We are looking for students with a strong background in engineering or physics who can also code in at least one language, such as C or MATLAB. Selected students will work with a graduate student mentor and faculty advisor to create or improve a simulation tool that will be deployed on https://nanoHUB.org.

nanoHUB is arguably the world’s largest nanoscale science and engineering user facility, with over 300,000 annual users. nanoHUB’s simulation tools run in a scientific computing cloud via a web browser, and are used by researchers and educators world wide. As part of our team, you will be engaged in a National Science Foundation-funded effort that is connecting theory, experiment and computation in a way that makes a difference for the future of nanotechnology and the future of scientific communities.
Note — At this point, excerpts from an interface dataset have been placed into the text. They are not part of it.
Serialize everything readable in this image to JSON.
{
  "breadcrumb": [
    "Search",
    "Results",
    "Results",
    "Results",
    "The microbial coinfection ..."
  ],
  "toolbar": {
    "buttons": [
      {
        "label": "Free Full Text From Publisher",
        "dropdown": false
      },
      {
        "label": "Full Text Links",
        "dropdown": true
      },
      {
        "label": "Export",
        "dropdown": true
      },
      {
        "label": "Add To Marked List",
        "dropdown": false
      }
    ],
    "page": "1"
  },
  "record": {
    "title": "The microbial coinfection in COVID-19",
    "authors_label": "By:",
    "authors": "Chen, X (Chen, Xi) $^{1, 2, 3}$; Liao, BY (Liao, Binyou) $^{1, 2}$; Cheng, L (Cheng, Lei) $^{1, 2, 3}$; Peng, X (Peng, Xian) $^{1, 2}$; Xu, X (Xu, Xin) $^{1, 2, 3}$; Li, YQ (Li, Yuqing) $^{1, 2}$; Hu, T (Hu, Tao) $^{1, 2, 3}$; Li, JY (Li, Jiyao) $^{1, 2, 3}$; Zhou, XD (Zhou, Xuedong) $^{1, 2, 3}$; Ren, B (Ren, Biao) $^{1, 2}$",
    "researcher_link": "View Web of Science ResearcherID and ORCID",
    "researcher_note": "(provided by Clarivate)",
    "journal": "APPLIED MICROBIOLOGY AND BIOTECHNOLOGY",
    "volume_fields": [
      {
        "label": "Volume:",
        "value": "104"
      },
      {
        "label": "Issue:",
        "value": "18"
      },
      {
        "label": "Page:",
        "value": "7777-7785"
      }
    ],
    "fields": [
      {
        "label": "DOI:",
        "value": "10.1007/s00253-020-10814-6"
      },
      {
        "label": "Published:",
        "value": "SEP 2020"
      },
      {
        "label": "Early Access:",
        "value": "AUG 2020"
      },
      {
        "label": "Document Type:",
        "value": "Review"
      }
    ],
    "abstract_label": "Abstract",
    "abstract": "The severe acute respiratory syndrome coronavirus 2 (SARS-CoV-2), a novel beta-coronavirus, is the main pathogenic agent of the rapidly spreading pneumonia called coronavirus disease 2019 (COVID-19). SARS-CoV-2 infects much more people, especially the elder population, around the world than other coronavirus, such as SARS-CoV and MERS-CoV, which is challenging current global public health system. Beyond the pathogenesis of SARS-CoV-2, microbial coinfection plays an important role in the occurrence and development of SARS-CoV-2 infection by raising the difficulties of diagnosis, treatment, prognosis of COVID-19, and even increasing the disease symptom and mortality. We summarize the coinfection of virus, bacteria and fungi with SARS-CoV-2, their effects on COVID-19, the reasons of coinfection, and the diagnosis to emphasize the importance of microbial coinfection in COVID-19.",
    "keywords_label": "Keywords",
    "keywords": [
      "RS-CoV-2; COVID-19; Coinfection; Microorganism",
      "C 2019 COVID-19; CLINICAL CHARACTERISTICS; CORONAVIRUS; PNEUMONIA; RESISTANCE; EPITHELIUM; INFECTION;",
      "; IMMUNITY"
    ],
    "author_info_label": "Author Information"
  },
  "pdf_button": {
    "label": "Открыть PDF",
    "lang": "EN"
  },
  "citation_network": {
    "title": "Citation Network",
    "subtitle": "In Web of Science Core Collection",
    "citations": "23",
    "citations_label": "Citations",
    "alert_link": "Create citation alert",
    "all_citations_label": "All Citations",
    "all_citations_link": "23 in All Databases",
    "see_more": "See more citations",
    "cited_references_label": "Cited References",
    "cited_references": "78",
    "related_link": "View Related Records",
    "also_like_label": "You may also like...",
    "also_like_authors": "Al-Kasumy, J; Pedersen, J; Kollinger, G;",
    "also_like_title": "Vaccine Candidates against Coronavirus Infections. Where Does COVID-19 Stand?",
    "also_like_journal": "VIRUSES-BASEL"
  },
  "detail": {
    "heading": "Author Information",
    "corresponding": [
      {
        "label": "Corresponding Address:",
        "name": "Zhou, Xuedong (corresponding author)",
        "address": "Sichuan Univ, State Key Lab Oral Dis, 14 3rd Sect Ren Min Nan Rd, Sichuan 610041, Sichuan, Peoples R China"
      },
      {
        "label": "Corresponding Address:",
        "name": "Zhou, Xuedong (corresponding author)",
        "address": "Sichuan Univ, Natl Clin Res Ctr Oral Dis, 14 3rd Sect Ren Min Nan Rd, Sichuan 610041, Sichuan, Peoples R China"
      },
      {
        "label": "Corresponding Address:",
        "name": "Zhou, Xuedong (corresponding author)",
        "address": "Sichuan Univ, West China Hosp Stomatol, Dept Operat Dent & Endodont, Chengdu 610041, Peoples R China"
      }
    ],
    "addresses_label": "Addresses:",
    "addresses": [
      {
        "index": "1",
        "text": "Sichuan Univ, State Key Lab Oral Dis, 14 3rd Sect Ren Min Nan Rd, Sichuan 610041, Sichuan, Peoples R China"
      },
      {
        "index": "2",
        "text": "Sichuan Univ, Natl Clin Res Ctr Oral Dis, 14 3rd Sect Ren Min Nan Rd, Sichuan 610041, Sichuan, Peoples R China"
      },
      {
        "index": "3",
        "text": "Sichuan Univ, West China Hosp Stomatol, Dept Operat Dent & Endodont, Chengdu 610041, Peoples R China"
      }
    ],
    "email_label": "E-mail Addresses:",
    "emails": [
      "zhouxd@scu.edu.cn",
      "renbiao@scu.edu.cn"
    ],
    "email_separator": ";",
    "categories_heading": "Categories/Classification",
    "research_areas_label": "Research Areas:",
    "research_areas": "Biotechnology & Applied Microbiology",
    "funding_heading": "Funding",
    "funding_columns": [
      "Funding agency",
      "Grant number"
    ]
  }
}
At the end of the summer, successful students will publish a simulation tool on nanoHUB, where it can impact thousands of nanoHUB users.

In addition to the regular SURF workshops and seminars, NCN provides some additional activities and training for our cohort of summer students. More information, including examples of previous student projects, is available on the NCN SURF page: https://nanohub.org/groups/ncnsurf.

In your SURF application, be sure to list the specific NCN project that you are interested in, along with your qualifications for that project. Students are matched to NCN projects based on their interests, qualifications, and available openings on projects.